25/05/1812 - Felling Colliery - Explosion / Coal Dust Explosion, Methane Explosion

An Account of the Accident, and of the Recovery of the Bodies of the Sufferers.

About half past eleven o’clock on the morning of the 25th May, 1812, the neighbouring villages were alarmed by a tremendous explosion in this colliery. The subterraneous fire broke forth with two heavy discharges from the John Pit, which were, almost instantaneously, followed by one from the William Pit. A slight trembling, as from an earthquake, was felt for about half a mile around the workings; and the noise of the explosion, though dull, was heard to three or four miles distance, and much resembled an unsteady fire of infantry. Immense quantities of dust and small coal accompanied these blasts, and rose high into the air, in the form of an inverted cone. The heaviest part of the ejected matter, such as corves, pieces of wood, and small coal, fell near the pits; but the dust, borne away by a strong west wind, fell in a continued shower from the pit to the distance of a mile and a half.

In the village of Heworth, it caused a darkness like that of early twilight, and covered the roads so thickly, that the footsteps of passengers were strongly imprinted in it. The heads of both the shaft-frames were blown off, their sides set on fire, and their pullies shattered in pieces; but the pullies of the John Pit gin, being on a crane not within the influence of the blast, were fortunately preserved. The coal dust, ejected from the William Pit into the drift or horizontal parts of the tube, was about three inches thick, and soon burnt to a light cinder. Pieces of burning coal, driven off the solid stratum of the mine, were also blown up this shaft.

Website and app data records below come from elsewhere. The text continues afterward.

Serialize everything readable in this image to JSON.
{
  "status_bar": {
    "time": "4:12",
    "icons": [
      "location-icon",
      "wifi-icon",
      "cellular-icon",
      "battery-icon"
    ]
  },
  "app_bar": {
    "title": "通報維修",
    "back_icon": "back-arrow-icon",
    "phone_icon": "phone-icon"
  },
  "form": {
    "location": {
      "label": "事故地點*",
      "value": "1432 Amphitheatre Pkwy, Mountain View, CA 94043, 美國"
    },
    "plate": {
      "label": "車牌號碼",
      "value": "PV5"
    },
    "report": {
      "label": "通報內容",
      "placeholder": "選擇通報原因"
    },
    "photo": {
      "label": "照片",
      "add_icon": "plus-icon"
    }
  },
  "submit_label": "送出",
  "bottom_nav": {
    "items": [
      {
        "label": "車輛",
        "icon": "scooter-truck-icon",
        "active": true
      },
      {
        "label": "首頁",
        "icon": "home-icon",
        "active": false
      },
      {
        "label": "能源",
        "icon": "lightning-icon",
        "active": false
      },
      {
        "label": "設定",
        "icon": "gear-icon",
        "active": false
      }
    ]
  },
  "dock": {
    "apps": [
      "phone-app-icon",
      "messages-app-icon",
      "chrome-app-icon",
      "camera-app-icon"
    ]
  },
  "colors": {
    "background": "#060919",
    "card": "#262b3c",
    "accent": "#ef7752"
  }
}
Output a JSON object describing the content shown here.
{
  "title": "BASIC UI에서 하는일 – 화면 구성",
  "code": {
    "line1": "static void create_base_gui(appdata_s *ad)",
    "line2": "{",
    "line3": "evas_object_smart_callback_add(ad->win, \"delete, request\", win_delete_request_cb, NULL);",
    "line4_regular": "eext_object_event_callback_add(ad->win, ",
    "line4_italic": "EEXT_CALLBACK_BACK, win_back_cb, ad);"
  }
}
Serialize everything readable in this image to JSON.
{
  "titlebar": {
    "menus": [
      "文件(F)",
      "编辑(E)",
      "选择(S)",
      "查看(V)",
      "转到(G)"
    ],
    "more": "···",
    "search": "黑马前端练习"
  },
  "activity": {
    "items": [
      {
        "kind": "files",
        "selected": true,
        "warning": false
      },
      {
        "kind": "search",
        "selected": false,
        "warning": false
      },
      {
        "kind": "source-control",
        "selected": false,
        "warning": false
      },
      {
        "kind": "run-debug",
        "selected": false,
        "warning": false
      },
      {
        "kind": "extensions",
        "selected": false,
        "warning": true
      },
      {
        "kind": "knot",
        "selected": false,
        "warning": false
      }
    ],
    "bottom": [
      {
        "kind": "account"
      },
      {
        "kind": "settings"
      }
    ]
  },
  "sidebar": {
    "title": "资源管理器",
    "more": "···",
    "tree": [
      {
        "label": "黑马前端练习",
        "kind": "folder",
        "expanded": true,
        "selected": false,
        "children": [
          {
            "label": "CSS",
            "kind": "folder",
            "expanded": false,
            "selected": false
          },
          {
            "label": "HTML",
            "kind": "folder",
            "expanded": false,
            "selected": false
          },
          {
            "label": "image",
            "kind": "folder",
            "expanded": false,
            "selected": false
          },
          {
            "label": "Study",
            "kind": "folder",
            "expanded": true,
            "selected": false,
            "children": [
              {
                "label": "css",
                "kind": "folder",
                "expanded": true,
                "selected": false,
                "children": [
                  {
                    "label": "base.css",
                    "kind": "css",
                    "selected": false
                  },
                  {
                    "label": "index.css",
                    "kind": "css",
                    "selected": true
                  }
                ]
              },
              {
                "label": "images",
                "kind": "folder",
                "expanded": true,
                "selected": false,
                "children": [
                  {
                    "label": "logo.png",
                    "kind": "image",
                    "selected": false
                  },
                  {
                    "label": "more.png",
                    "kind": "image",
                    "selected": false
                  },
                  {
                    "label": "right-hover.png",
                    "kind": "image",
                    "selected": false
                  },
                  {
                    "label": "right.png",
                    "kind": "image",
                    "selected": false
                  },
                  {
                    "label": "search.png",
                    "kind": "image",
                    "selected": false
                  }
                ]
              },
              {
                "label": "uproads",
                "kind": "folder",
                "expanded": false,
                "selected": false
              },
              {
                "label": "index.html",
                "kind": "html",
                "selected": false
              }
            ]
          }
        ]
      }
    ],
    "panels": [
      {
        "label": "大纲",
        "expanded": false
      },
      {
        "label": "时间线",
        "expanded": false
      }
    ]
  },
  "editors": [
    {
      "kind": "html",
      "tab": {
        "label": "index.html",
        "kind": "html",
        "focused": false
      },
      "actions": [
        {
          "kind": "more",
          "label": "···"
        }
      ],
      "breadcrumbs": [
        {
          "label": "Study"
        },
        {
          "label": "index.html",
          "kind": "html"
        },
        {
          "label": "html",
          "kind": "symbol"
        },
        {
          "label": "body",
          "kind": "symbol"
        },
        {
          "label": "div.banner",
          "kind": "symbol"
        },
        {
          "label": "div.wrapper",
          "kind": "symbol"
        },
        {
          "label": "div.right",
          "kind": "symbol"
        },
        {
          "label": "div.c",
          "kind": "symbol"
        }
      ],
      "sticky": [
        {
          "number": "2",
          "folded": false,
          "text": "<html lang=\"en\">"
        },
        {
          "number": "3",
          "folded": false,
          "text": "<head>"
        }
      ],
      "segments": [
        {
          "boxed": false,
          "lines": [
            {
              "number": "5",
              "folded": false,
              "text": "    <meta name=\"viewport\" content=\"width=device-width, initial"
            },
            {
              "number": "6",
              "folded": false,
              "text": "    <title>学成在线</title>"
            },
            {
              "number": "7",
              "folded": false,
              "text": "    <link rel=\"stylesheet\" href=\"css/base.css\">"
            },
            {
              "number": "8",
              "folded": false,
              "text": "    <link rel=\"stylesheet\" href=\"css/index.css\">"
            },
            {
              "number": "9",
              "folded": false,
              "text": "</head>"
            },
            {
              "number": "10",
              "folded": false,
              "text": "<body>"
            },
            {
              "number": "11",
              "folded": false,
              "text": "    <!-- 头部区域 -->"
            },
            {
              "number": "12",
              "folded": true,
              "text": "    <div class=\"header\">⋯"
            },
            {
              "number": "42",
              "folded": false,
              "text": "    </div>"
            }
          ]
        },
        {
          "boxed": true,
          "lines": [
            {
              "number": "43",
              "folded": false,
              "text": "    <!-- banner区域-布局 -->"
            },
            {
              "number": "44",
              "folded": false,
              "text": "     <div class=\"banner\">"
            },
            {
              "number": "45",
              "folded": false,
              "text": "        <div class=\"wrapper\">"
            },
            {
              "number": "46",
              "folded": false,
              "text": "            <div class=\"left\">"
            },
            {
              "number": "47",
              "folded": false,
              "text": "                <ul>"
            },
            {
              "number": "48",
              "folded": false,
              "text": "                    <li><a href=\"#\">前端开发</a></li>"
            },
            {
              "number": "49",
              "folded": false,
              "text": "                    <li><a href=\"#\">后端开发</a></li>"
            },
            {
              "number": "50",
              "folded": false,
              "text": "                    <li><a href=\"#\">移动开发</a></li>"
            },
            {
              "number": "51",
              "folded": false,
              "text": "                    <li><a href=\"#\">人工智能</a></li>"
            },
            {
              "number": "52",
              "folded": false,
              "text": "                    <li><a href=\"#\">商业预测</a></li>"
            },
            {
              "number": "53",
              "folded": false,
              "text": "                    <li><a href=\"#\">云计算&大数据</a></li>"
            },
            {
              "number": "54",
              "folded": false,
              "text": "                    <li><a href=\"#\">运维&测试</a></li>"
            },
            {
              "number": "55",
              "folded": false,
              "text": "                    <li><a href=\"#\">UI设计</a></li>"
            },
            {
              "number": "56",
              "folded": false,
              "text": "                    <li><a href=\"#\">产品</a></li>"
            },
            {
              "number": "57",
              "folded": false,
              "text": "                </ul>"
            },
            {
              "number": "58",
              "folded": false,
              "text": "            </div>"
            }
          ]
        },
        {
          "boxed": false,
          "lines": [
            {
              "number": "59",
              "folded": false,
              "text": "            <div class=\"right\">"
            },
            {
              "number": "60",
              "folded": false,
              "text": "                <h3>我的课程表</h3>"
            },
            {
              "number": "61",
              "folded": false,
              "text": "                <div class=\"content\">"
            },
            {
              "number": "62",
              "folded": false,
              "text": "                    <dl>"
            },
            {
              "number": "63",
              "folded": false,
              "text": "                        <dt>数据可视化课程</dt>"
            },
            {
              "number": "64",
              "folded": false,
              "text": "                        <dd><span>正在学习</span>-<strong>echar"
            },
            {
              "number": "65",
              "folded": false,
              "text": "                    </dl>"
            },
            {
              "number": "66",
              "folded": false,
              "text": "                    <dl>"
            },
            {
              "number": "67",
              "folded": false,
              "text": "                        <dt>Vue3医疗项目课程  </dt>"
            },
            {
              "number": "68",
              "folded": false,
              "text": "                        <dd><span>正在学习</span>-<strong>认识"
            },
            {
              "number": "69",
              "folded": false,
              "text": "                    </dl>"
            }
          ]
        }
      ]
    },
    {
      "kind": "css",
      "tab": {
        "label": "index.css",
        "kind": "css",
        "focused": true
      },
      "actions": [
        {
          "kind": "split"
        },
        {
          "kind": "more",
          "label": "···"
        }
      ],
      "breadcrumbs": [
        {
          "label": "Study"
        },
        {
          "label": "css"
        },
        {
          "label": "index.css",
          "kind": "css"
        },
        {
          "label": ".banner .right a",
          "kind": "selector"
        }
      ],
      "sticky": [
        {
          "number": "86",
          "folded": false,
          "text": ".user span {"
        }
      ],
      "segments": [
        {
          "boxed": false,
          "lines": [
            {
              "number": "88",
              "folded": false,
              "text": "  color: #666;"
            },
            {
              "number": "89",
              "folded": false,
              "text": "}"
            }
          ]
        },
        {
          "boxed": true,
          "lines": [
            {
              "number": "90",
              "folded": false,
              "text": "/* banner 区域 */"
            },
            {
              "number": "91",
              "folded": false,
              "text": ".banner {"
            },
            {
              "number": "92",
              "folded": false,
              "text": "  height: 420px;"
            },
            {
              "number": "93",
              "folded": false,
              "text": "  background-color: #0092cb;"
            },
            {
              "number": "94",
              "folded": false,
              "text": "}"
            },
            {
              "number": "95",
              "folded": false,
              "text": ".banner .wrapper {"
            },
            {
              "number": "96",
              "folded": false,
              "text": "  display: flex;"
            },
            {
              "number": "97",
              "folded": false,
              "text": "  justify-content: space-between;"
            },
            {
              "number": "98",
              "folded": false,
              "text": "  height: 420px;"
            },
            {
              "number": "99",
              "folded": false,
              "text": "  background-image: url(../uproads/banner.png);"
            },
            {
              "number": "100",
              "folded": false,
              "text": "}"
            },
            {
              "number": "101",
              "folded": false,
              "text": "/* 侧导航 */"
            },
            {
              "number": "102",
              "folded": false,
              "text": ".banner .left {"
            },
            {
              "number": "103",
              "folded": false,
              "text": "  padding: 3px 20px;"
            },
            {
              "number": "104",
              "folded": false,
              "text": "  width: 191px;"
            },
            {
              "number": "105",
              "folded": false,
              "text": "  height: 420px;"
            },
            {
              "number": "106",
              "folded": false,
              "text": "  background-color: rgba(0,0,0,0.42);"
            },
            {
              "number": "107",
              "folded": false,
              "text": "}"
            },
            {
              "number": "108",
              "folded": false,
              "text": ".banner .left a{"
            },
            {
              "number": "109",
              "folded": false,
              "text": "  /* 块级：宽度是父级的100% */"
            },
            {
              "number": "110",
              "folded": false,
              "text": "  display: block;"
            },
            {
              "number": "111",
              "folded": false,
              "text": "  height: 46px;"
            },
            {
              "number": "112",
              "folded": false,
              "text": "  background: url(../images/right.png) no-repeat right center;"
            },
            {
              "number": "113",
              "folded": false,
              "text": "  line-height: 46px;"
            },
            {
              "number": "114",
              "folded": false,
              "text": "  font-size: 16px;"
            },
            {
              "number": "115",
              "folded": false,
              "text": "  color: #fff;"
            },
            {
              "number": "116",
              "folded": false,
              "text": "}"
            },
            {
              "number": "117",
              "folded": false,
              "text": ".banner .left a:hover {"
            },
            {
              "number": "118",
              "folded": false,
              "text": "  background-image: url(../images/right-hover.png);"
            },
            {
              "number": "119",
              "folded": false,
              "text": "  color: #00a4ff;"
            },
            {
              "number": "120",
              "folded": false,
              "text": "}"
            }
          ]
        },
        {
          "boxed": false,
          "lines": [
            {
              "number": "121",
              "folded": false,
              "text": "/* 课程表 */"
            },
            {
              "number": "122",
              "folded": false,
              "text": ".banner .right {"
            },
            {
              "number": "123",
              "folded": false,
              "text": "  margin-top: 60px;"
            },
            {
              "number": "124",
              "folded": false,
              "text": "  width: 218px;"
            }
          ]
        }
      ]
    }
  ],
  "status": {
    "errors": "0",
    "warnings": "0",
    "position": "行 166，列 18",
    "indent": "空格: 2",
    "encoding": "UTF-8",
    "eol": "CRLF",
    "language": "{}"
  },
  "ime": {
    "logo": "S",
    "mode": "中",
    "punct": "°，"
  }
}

As soon as the explosion was heard, the wives and children of the workmen ran to the working-pit. Wildness and terror were pictured in every countenance. The crowd from all sides soon collected to the number of several hundreds, some crying out for a husband, others for a parent or a son, and all deeply affected with an admixture of horror, anxiety, and grief. The machine being rendered useless by the eruption, the rope of the gin was sent down the pit with all expedition. In the absence of horses, a number of men, whom the w.sh to be instrumental in rescuing their neighbours from their perilous situation, seemed to supply with strength proportionate to the urgency of the occasion, put their shoulders to the starts or shafts of the gin, and wrought it with astonishing expedition.

By twelve o’clock, 33 persons, all that survived this dreadful calamity, were brought to day-light. The dead bodies of two boys, numbers one and four, who were miserably scorched and shattered, were also brought up at this time: three boys, viz. numbers two, three and five, out of the 33 who escaped alive, died within a few hours after the accident. Only thirty persons were, therefore, left to relate what they observed of the appearances and effects of this subterraneous thundering. One hundred and twenty-two were in the mine when it happened, and eighty seven remained in the workings. One overman, two wastemen, two deputies, one headsman or putter, (who had a violent toothache) and two masons, in all eight persons, came up at different intervals, a short time before the explosion.

This accident claimed the lives of 92 people.